In the previous lesson we studied how to use minor ii V arpeggios to outline the chord progression we were soloing over. Each time we began from the same pre-defined arpeggio tone on each chord, for example the 3rd of Em7b5, the 3rd of A7 and then the 3rd of Dm7. This is an extremely important skill to practice because it teaches us where the strong, resolved arpeggio tones are for each chord. Practicing in this way however does force us to jump about on the neck whenever the chord changes.
We will now study how to join minor ii V arpeggios together using the ‘closest available tone’ concept. Instead of jumping to a pre-defined note when the chord changes, we will now move to the closest note in the new arpeggio.
Minor ii V Arpeggios Example 3a:
This line begins by ascending the Em7b5 arpeggio from the root. When the chord changes to A7, instead of jumping to the root of A7, I move to the closest note of the A7 arpeggio – in this case, the 3rd (C#)
From there I continue the ascent and when it is time to change to Dm7, I again aim for the closest note in the Dm7 arpeggio, (F) which is located on the 6th fret, second string. To finish, I descend the Dm7 arpeggio.
This is just one of a multitude of permutations of minor ii V arpeggios we have available when changing chords. For example, when it is time to change to the A7 arpeggio, there is no need for me to continue ascending in pitch:
Minor ii V Arpeggios Example 3b:
In this example I begin the same way and change into the A7 arpeggio in the same place, however I then descend the A7 arpeggio creating a completely new bebop line. As the chord changes to Dm7, I move up from the 5th of the A7 chord into the b3rd of the Dm7 arpeggio. This semitone movement is extremely strong melodically. Try playing the previous two examples with and without a backing track. You should still be able to internally hear the chords change even when the backing track isn’t playing.
Of course, we can start from any point in the arpeggio. The next line starts from the b3rd of the Em7b5 chord.
Minor ii V Arpeggios Example 3c:
Do you notice how I can use a melodic sequence and still target the closest arpeggio tone as each chord changes with minor ii V arpeggios?
Here’s another line ascending from the same place:
Minor ii V Arpeggios Example 3d:
The above line ascends from the b3 of Em7b5 and targets the b7of A7 before resolving into the b3 of D minor.
Our lines can begin with descending ideas too as shown in example 3e:
Example 3e descends from the b5 of the Em7b5 chord, hits the 3rd of A7 and resolves upwards with a semitone step into the b3 of Dm7. When changing to Dm7, I could have landed on the root of the chord, however landing on the root on beat one of the final chord can be a bit of a brick wall when it comes to building momentum in your solo.
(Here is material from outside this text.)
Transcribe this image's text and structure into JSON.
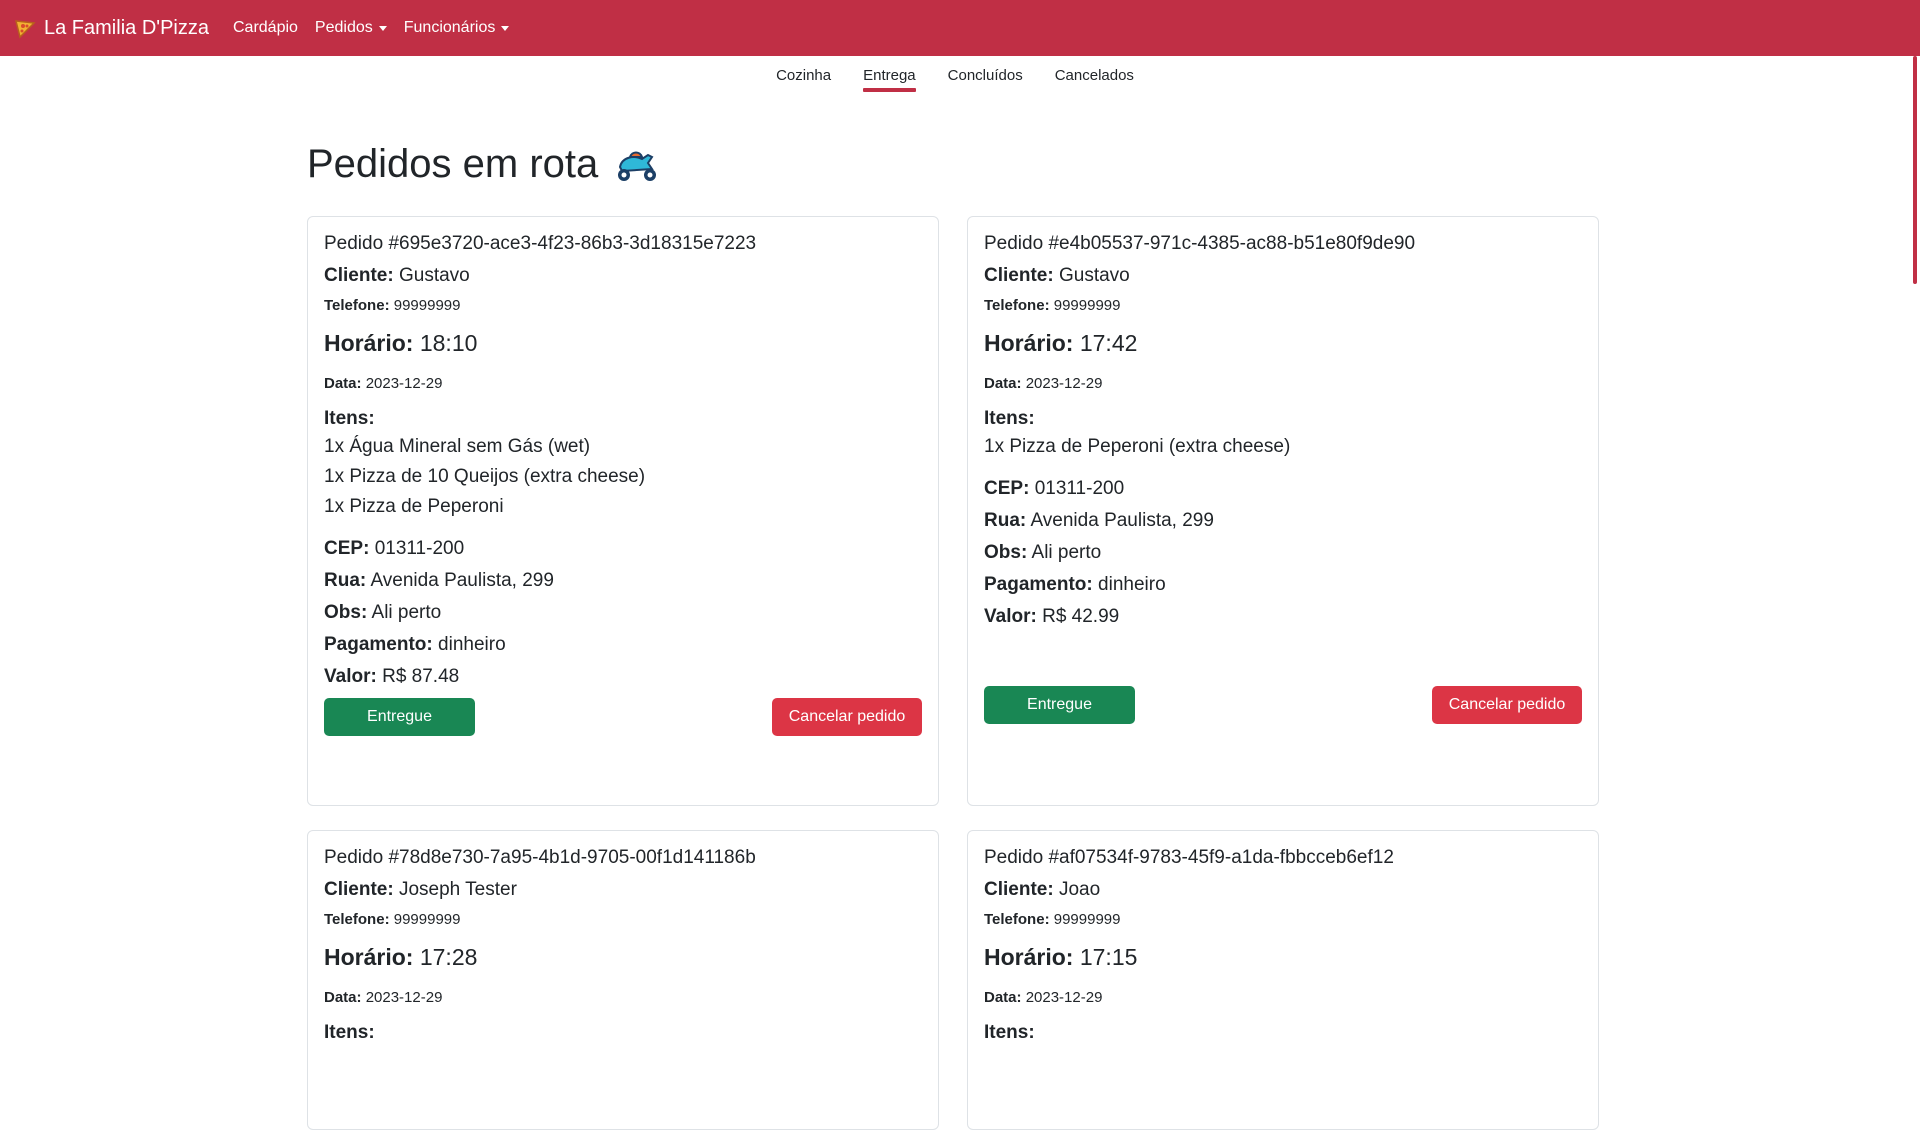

It is often better to aim for a different arpeggio tone as it will give more forward energy to the melodic line.
Take a few days to let your fingers wander around the minor ii V arpeggios shapes, always looking for the closest melodic link into the next chord.
The most efficient and effective way to explore how notes alter over chord changes is to divide the guitar up into two-string groups, and practice soloing only using these groups. For example you can limit yourself to only using strings one and two, two and three, three and four, four and five or five and six.
Here are just a few permutations using only the first and second string:
Minor ii V Arpeggios Example 3f:
Minor ii V Arpeggios Example 3g:
Minor ii V Arpeggios Example 3h:
Keep exploring these limited range ideas until you feel you have exhausted all the possibilities. Try repeating individual notes or using melodic patterns and jumps. Only when you can’t think of anymore ways to move between the closest tones on the chord change, move on to the second and third string group.
Soon you will have every movement in this position memorised in your fingers and your ears.
As you gain more confidence through this procedure, practice with the three different tempo backing tracks. Also try the exercises with just a metronome to see if you can hear the chords change while only playing solo melody.
Notice that some of the minor ii V arpeggio tones are common to two adjacent chords. You may want to avoid repeating the same note over a chord change at first, but later you will find that common tones can become a very strong and useful melodic device.